This book was amazing. It is a story about a mother and her son who are prisoners within an eleven-by-eleven room.
Jack and Ma live everyday by routine. They have Watch to tell them when to wake-up, eat, and sleep as Skylight doesn’t allow God’s face to shine into the room very much. To Jack, this room with all of his inanimate friends, Sundaytreat, and Wardrobe is all he has ever known. To Ma, this is the prison she has endured for 7 years to keep Jack safe from Old Nick, the twisted man who first abducted Ma when she was 19. But at the age of five, Jack is becoming more curious about Outside, fueling Ma’s desperation to escape. Together, they hatch a plan to outsmart Old Nick, and get Jack Outside to find help. But can they adjust to a new world after Room?
This story is told entirely in Jack’s voice, allowing the story to develop as Jack develops. Instead of becoming the horror story that it could have been, Jack believes that everything in room is wonderful and an adventure. He is safe in Room where it is only him and Ma. Through Jack, Emma Donoghue portrays the ease with which young children adapt to new environments.
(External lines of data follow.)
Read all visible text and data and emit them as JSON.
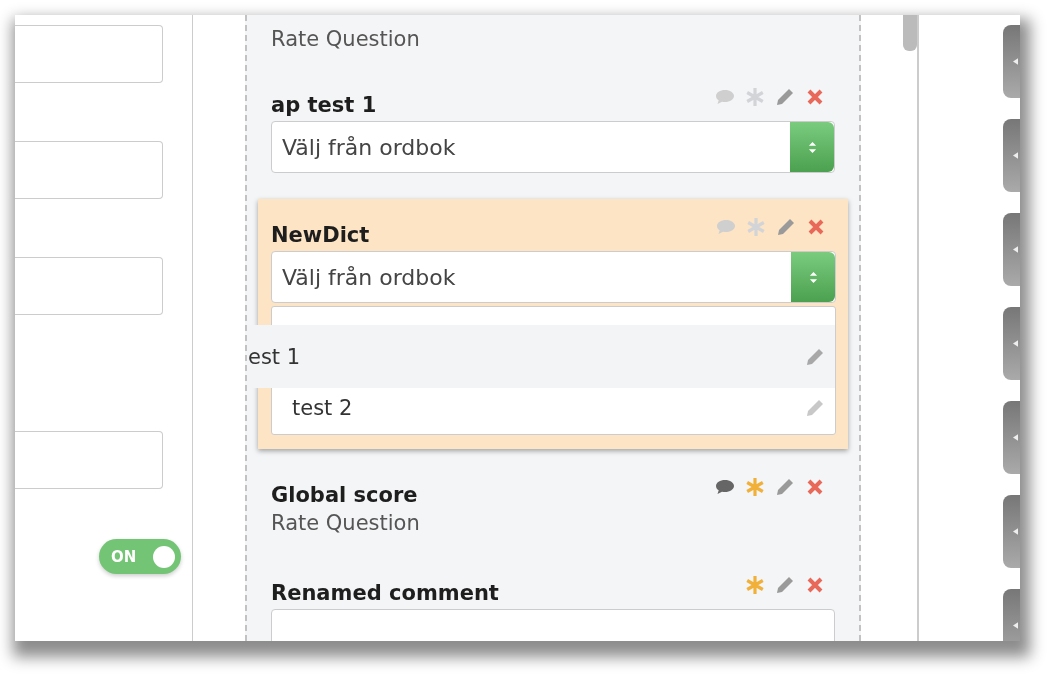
{
  "left_panel": {
    "toggle": {
      "label": "ON",
      "on": true
    }
  },
  "questions": [
    {
      "kind": "rate",
      "subtitle": "Rate Question"
    },
    {
      "kind": "dictionary",
      "title": "ap test 1",
      "comment_icon": true,
      "commented": false,
      "starred": false,
      "highlighted": false,
      "select": {
        "placeholder": "Välj från ordbok"
      }
    },
    {
      "kind": "dictionary",
      "title": "NewDict",
      "comment_icon": true,
      "commented": false,
      "starred": false,
      "highlighted": true,
      "select": {
        "placeholder": "Välj från ordbok"
      },
      "options": [
        {
          "label": "est 1",
          "dragging": true
        },
        {
          "label": "test 2",
          "dragging": false
        }
      ]
    },
    {
      "kind": "rate",
      "title": "Global score",
      "comment_icon": true,
      "commented": true,
      "starred": true,
      "highlighted": false,
      "subtitle": "Rate Question"
    },
    {
      "kind": "text",
      "title": "Renamed comment",
      "comment_icon": false,
      "starred": true,
      "highlighted": false
    }
  ]
}
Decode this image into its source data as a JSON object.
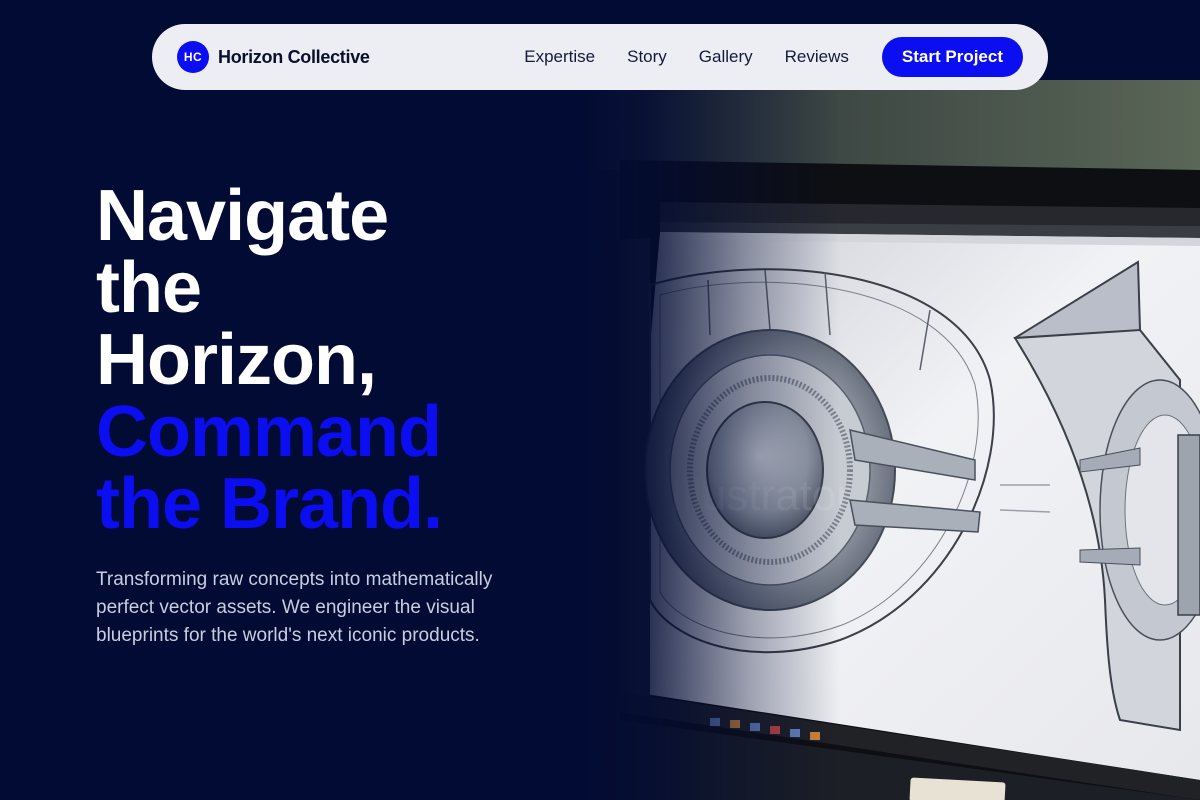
{
  "brand": {
    "mark": "HC",
    "name": "Horizon Collective",
    "accent_color": "#0a0ef0"
  },
  "nav": {
    "links": [
      "Expertise",
      "Story",
      "Gallery",
      "Reviews"
    ],
    "cta_label": "Start Project"
  },
  "hero": {
    "headline_white": [
      "Navigate",
      "the",
      "Horizon,"
    ],
    "headline_blue": [
      "Command",
      "the Brand."
    ],
    "subtext": "Transforming raw concepts into mathematically perfect vector assets. We engineer the visual blueprints for the world's next iconic products.",
    "image_description_icon": "monitor-design-photo"
  }
}
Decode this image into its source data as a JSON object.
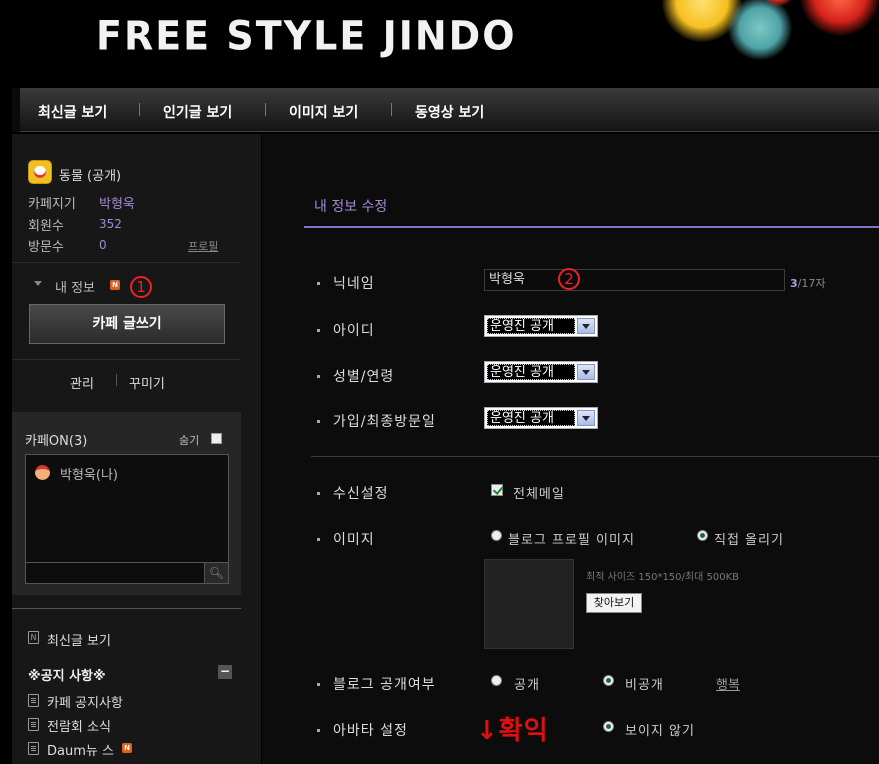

As Jack grows, he watches as Ma slowly begins to withdraw. It is only when a crisis occurs, and Jack is taken from Ma to live with Grandma and Steppa, that we see him fully begin to shed the life of Room. Overall a story about perseverance, trust, empathy, fear, and dependence, Room will make you ask, “Could I have survived?”
Room was longlisted for the Booker prize, has won the Roger’s Writers’ Trust Fiction prize, and was a finalist for the GG award. It has garnered good reviews from Quill and Quire, Globe and Mail, and has been called a “gem” by Nicola Barr from Guardian.